Larose stresses that getting outside in the fresh air is really important. “Get outside every day,” says Larose. “Go for a bike ride, do some physical activity and just disconnect.” Larose says that, when possible, limit screen time on computers and phones. “Hanging out with friends and socializing is healthy too,” says Larose. “And get your child reading—whatever they want.  That really helps with literacy and it’s a great way to relax and be un-busy.”  

What if you want your child to hit the ground running when they get back to school in the fall? “Sometimes, all it takes is 20 to 45 minutes a day,” says Sally Kader, owner and instructor at Kanata South Kumon Centre. “Yes, younger children need good play time and should get out and exercise and have fun. However, stepping completely away from any intellectual activity for prolonged periods can have consequences. Children learn quickly, but they also forget quickly. This especially true for older students, especially high school students when it comes to math. Devoting a bit of time to some extra learning can be helpful for the next school year.”

Since high school is semestered, students might do a math course in their fall term but not the following term. “That can be a big problem when it comes to subjects like math and science,” says Kader. “So, if having an academic activity for less than an hour a day can keep you up to speed in those higher grades, it can be worth it.”

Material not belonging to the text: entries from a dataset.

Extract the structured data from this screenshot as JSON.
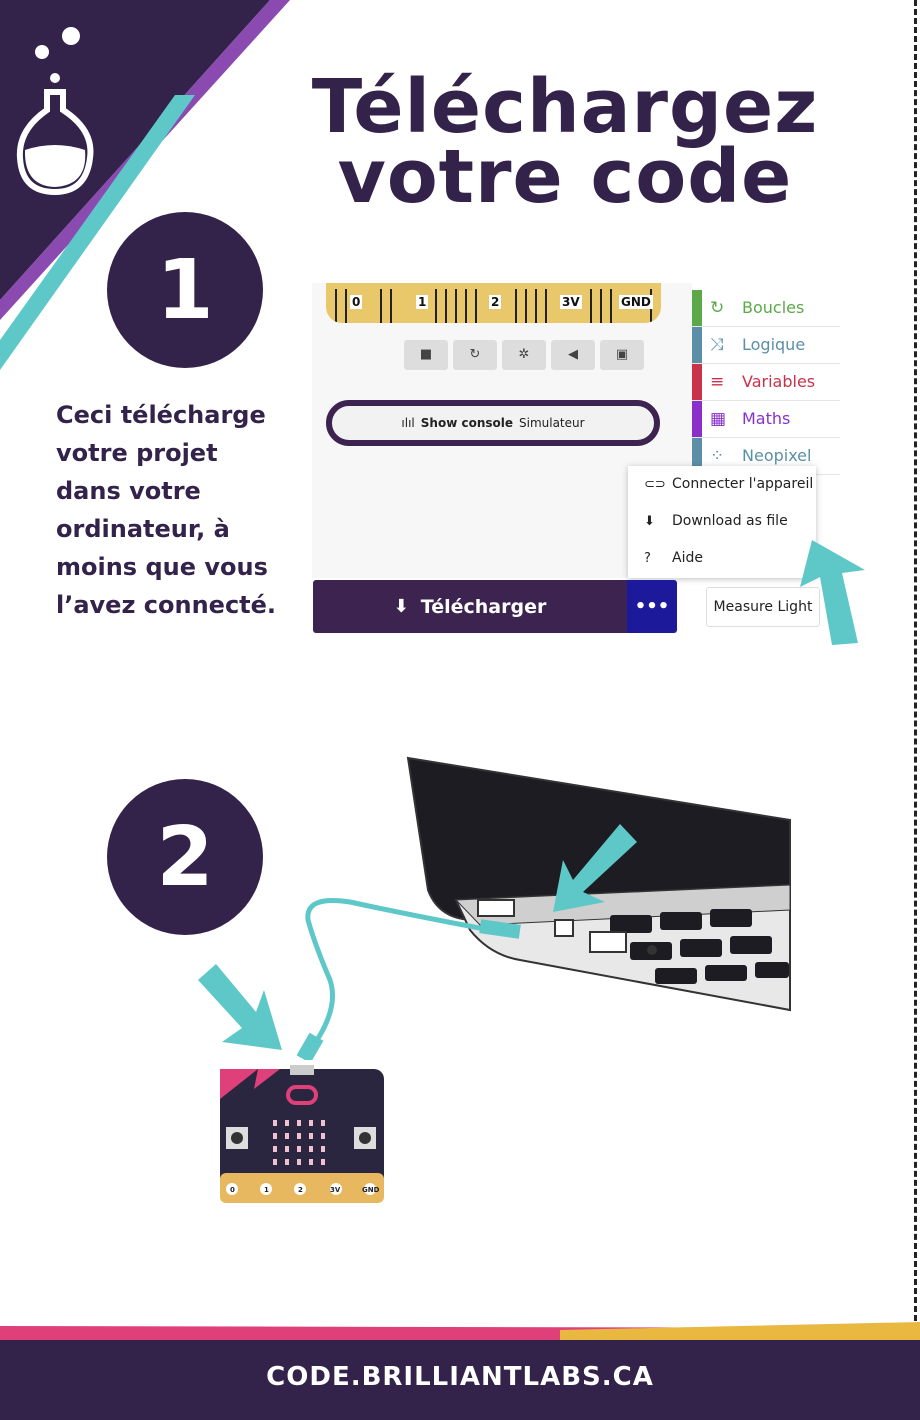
{
  "title": {
    "line1": "Téléchargez",
    "line2": "votre code"
  },
  "step1": {
    "number": "1",
    "lines": [
      "Ceci télécharge",
      "votre projet",
      "dans votre",
      "ordinateur, à",
      "moins que vous",
      "l’avez connecté."
    ]
  },
  "step2": {
    "number": "2"
  },
  "editor": {
    "pins": [
      "0",
      "1",
      "2",
      "3V",
      "GND"
    ],
    "console": {
      "label": "Show console",
      "suffix": "Simulateur"
    },
    "categories": [
      {
        "label": "Boucles",
        "color": "#5ca94a",
        "icon": "loop-icon"
      },
      {
        "label": "Logique",
        "color": "#5b8fa8",
        "icon": "shuffle-icon"
      },
      {
        "label": "Variables",
        "color": "#c8334a",
        "icon": "list-icon"
      },
      {
        "label": "Maths",
        "color": "#8a2fc9",
        "icon": "grid-icon"
      },
      {
        "label": "Neopixel",
        "color": "#5b8fa8",
        "icon": "dots-icon"
      }
    ],
    "menu": [
      {
        "label": "Connecter l'appareil",
        "icon": "link-icon"
      },
      {
        "label": "Download as file",
        "icon": "download-file-icon"
      },
      {
        "label": "Aide",
        "icon": "help-icon"
      }
    ],
    "download_label": "Télécharger",
    "more_label": "•••",
    "measure_label": "Measure Light"
  },
  "board_pins": [
    "0",
    "1",
    "2",
    "3V",
    "GND"
  ],
  "footer": {
    "url": "CODE.BRILLIANTLABS.CA"
  },
  "colors": {
    "primary": "#33224a",
    "teal": "#5ec8c8",
    "pink": "#e0407a",
    "yellow": "#e8b840",
    "purple_accent": "#8a4ab0"
  }
}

Kader also says it helps instill some good work habits that will help when students get to university. “Admissions for university are more demanding these days,” says Kader. “Often, students are competing with international students who have come from educational institutions with [curricula] that are more rigorous. Having good habits in place from a young age can be an advantage.”

Kader says that if you want that extra for your child over the summer, Kumon is not the only option available. Let the teachers do the teaching, she says. “You be the parent, and make sure that even for your older student, that you be the one to have fun with, get outdoors and do family activities. Let the experts deal with the learning challenges.”